In July 2013, my kids were by my side as I raced in my first triathlon. They had watched me train for months, and now it was show time. At each transition zone, they were there, shouting to me that I could do it.
They were waiting for me as I crossed the finish line and to this day it’s one of my best life’s moments.
At the time, I thought I was modeling a good life lesson about doing things that scared you, perseverance, not stopping until you were done.
It turns out that me not being able to withstand ridiculously cold water and quitting a triathlon less than four minutes in was the lesson they needed even more.
Fast forward to July 2014. It was a cool day, and I knew going in the water was going to be cold, somewhere around 14 to 16 Celsius degrees (that’s 57 to 60 Fahrenheit for the old timers like me). Even in a wetsuit, that’s cold. I waited on the dock with the other women in my age group watching other swimmers being boated back because of the frigid temps. I tried not to think about it.
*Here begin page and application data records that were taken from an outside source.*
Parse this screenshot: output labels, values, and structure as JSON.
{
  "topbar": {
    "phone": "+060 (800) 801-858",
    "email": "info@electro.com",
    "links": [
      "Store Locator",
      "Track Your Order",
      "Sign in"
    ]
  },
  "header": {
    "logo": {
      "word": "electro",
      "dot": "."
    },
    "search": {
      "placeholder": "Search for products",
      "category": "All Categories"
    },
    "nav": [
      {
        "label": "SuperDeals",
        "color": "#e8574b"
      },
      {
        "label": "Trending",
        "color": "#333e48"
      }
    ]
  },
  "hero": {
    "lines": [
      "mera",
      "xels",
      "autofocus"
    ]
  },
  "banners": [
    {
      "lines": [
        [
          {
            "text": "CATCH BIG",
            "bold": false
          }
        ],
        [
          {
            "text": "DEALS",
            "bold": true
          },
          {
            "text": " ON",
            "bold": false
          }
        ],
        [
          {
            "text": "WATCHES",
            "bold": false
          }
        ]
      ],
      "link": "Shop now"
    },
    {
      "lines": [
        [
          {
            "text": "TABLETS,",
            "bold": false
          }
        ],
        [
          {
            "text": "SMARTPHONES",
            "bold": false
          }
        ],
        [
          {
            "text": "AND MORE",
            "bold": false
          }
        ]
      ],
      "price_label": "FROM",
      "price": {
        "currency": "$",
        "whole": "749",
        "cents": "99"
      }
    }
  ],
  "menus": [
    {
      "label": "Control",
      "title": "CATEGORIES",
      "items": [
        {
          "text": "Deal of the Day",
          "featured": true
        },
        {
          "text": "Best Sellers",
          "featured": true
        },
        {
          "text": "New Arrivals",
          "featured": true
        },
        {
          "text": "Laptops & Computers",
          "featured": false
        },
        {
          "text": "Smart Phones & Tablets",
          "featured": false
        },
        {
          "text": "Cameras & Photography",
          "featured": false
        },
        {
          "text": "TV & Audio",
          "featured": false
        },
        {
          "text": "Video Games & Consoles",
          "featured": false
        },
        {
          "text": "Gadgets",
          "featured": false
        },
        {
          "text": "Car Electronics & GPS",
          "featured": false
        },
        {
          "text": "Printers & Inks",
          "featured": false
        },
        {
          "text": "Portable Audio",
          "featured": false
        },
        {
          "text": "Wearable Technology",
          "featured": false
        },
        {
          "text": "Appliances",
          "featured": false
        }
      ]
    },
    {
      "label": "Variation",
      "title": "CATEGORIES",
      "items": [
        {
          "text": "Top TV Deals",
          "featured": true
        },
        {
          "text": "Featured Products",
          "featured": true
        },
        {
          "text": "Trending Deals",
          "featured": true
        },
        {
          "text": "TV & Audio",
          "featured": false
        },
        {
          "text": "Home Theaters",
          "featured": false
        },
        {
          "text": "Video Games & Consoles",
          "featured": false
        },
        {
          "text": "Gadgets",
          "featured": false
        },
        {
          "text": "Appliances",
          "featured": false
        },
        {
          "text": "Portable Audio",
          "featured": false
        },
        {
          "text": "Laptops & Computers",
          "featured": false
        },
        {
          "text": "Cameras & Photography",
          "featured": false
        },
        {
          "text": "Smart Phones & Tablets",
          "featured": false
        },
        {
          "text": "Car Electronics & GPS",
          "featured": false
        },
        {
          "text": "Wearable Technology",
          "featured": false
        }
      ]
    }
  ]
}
Finally, it was our time. This was a dock start, meaning you had to jump into the water and tread water until the horn sounds to signal the start of the race.
The minute my body hit the water, I knew I was screwed. I jumped, went beneath the water, came up and couldn’t catch my breath. I was hyperventilating because of the cold, otherwise known as cold water shock.
I treaded water mentally trying to get a hold of myself and my breathing. The horn went and I was still short of breath. I made it about 100m and signaled for one of the lifeguards in a kayak to come get me. By this time, my hands had started to go numb from the cold.
For the record, there is no way to get into a boat from the lake gracefully. Add in the fact that it was a very hot Australian dude who rescued me, and my humiliation level went up another notch. I took the boat ride of shame back to shore, grateful that I could at least breathe again. It was over in less than four minutes.
Once on shore, a very nice woman took my timing chip, and I was sent to the transition zone to get my equipment.
I held back my tears as I made my way to the van and called my husband and kids who were on their way to let them know they shouldn’t bother coming to the finish line. I had failed miserably.
Cue the snot bubbling ugly cry.
Months of training gone up in smoke in less than five minutes.
I felt like a complete failure. I also felt frustrated, angry, embarrassed, and that I had let my family down. The time I spent training was time away from them.
Who the hell did I even think I was trying to do a triathlon?
Then I got home, opened the door and was handed this:
It reads: You are still #1 to us. And even though you didn’t finish you still tried your best (I would never be able to do a triathlon). We will always be there for you, you worked hard, trained hard, and did your best and that’s what’s important.
We will always love you.
I didn’t even come close to crossing the finish line in that triathlon, and it was the best lesson I could have taught my kids. It’s not about being the best; it’s about trying your best.
I signed up for my first duathlon the very next day.